All numbers have a specific mode of impoverishment. Fives practice the sin of avarice in Enneagram tradition. But they don't just hoard money. More frequently they hoard emotions, time and personal giving of time and energy.

Fives are antisocial, not in their manners or even behavior. They see people as draining them. People are not an asset as much as a liability. The self-talk is that "I only have so many inner resources and as often as I interact with people, I am depleted. Not that people are bad, it's just that they are draining. I've had Fives describe themselves to me as a battery. They are drained by social interaction and recharged by solitude. A popular (and theologically awful) book of piety in the early part of this century was the Catholic classic, Thomas a Kempis', The Imitation of Christ. He said "As often as I go among men, I come back less a man." This was put forth as a call to contemplation, but it was just his preference as an entranced Five.

To see how a Five and Seven can be connected in a person, go watch Awakenings, starring Robin Williams. Yes, Robin Williams, that flaming Seven in real life, plays a Five well as a research doctor. Remember this movie when you read about Nines. The whole movie is a Nine metaphor.

    Resources: (Besides the Library of Congress)

  1. Physical exercise is good for Fives. It gets them out of their heads.
  2. Small group support is helpful. The group has to be small; it should keep the same members. The discussion of something like the Enneagram is fruitful, but be careful; it could be entirely head talk and never include any sharing. Fives must learn to trust, then share. One of the ground rules must be that everything said in the group is under the rubric of confidentiality. Nothing said may be repeated outside the group without permission.
  3. One more fine movie to discuss: Sex, Lies and Videotape.
  4. The parable of Jesus' feeding the multitudes is in all four Gospels. It is a metaphor for how sharing, not hoarding is the way to overcome impoverishment. (See Matthew 14:13).
  5. Sartre's play No Exit proclaims that "Hell is other people." It is brilliant.

    Discussion questions:

  1. When you watch The Heart in Winter, are you surprised when Stephan tells Camille of his lack of feelings for her?
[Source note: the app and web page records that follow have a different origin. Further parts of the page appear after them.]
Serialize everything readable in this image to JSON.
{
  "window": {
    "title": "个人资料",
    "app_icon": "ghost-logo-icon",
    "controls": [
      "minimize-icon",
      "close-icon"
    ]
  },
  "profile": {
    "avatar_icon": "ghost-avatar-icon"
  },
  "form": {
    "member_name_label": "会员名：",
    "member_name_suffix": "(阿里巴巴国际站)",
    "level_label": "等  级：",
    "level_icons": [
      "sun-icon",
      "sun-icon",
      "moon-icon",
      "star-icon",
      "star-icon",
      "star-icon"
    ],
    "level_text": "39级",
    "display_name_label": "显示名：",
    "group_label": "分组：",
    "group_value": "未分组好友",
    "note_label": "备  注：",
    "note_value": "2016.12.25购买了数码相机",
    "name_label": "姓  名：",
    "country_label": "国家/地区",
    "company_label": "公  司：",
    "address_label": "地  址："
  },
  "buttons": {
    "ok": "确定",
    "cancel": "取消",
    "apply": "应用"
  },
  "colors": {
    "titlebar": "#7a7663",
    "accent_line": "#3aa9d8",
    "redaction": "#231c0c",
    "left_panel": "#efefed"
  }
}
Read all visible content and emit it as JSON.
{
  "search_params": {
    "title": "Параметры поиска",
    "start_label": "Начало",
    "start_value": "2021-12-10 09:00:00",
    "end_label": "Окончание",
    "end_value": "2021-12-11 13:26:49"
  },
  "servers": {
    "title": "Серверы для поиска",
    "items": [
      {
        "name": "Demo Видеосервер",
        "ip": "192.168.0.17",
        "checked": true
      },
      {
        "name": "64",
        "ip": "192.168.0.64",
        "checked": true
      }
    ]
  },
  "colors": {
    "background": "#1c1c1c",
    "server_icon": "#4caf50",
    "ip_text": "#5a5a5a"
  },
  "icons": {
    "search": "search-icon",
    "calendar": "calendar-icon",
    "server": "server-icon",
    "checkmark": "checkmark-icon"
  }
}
What does this tell you about entranced Fives?
  2. Discuss some of the ways that Stephan is into control. How do you or your Five friends do it?
  3. How old is Stephan's Five strategy? How old is yours? Elaborate.
  4. What does Stephan's strategy cost him? What's in it for him?